This can be as simple as a breathing exercise. Either find a quiet corner, or just do it quietly, and breathe in for the count of five and breathe out for the count of five. And whilst you are doing this just concentrate on the breathing. If your mind wonders, bring it back and think only about the breathing in this moment. You can do this for three breaths or three minutes, but practice it and it does work. It works best BEFORE things have got really out of control. This is because our emotional brain is triggered almost instantly and our rational brain is slower to kick in. So if you are facing a difficult situation, or something you know from experience might “press your buttons,” do some preparation with the breathing BEFORE the event.

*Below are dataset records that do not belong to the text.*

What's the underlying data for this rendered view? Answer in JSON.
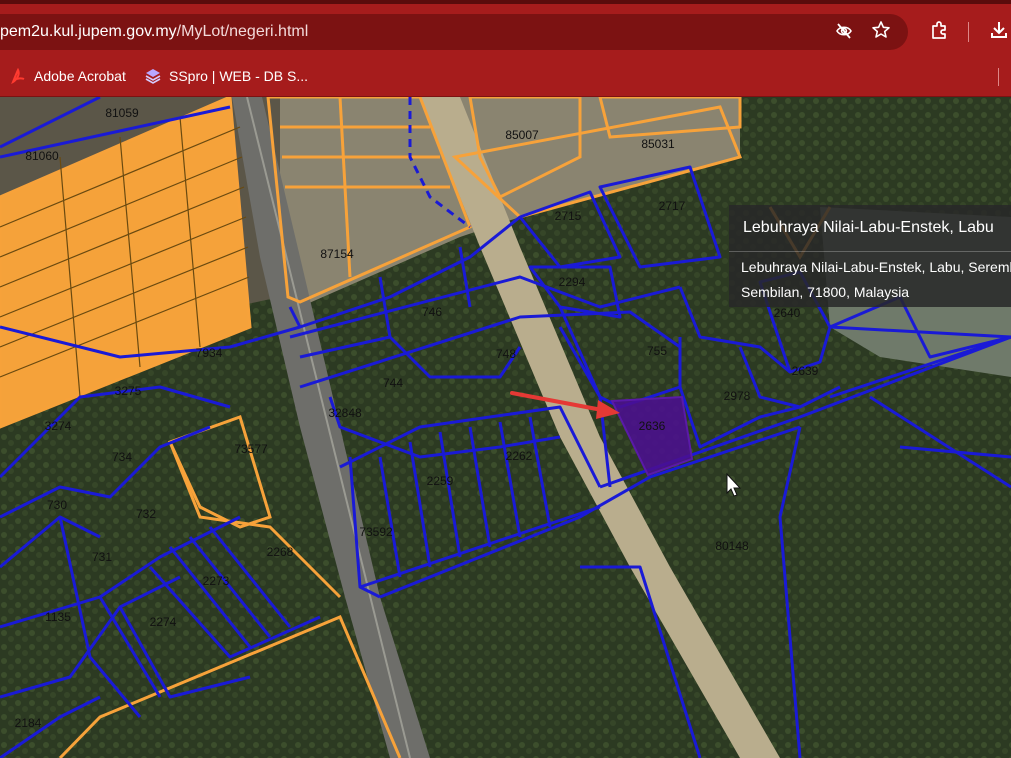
{
  "browser": {
    "url_host": "pem2u.kul.jupem.gov.my",
    "url_path": "/MyLot/negeri.html",
    "icons": [
      "eye-off-icon",
      "star-icon",
      "extension-icon",
      "download-icon"
    ],
    "bookmarks": [
      {
        "label": "Adobe Acrobat",
        "icon": "acrobat-icon"
      },
      {
        "label": "SSpro | WEB - DB S...",
        "icon": "sspro-icon"
      }
    ]
  },
  "map": {
    "lot_labels": [
      {
        "id": "81059"
      },
      {
        "id": "81060"
      },
      {
        "id": "85007"
      },
      {
        "id": "85031"
      },
      {
        "id": "2715"
      },
      {
        "id": "2717"
      },
      {
        "id": "87154"
      },
      {
        "id": "2294"
      },
      {
        "id": "746"
      },
      {
        "id": "748"
      },
      {
        "id": "755"
      },
      {
        "id": "2640"
      },
      {
        "id": "7934"
      },
      {
        "id": "3275"
      },
      {
        "id": "744"
      },
      {
        "id": "2639"
      },
      {
        "id": "2978"
      },
      {
        "id": "32848"
      },
      {
        "id": "2636"
      },
      {
        "id": "3274"
      },
      {
        "id": "734"
      },
      {
        "id": "73577"
      },
      {
        "id": "2262"
      },
      {
        "id": "2259"
      },
      {
        "id": "730"
      },
      {
        "id": "732"
      },
      {
        "id": "73592"
      },
      {
        "id": "80148"
      },
      {
        "id": "731"
      },
      {
        "id": "2268"
      },
      {
        "id": "2273"
      },
      {
        "id": "1135"
      },
      {
        "id": "2274"
      },
      {
        "id": "2184"
      }
    ],
    "highlighted_lot": "2636",
    "colors": {
      "blue_boundary": "#1a1ad6",
      "orange_boundary": "#f7a23a",
      "highlight_fill": "#4b0f8f",
      "arrow": "#e53935"
    }
  },
  "tooltip": {
    "title": "Lebuhraya Nilai-Labu-Enstek, Labu",
    "address_line1": "Lebuhraya Nilai-Labu-Enstek, Labu, Seremban, Negeri",
    "address_line2": "Sembilan, 71800, Malaysia"
  }
}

Other things that you can try and work for some people are meditation apps that you can get on your phone for free. Insight Time and Headspace are very popular. Enter how much time you have got, e.g. 5 minutes, what the issue is e.g. low self-esteem, motivation or anxiety, put your headphones on and zone out.
Visualisation needs practice but can be very effective where you visualise a calm and safe favourite place, such as a beach or wood, and expose all your senses to what that place would be like if you were there now.
Favourites photos of reassuring people or scenes on your phone can help. Playlists of calming favourite music can also be helpful.
Above all, if you come to counselling and you start crying, don’t apologise! It is the start of healing and better understanding those “difficult” emotions.
If you want to discuss any of the issues mentioned in this article, or any other issues that are distressing you, please fill in the contact form for a free assessment session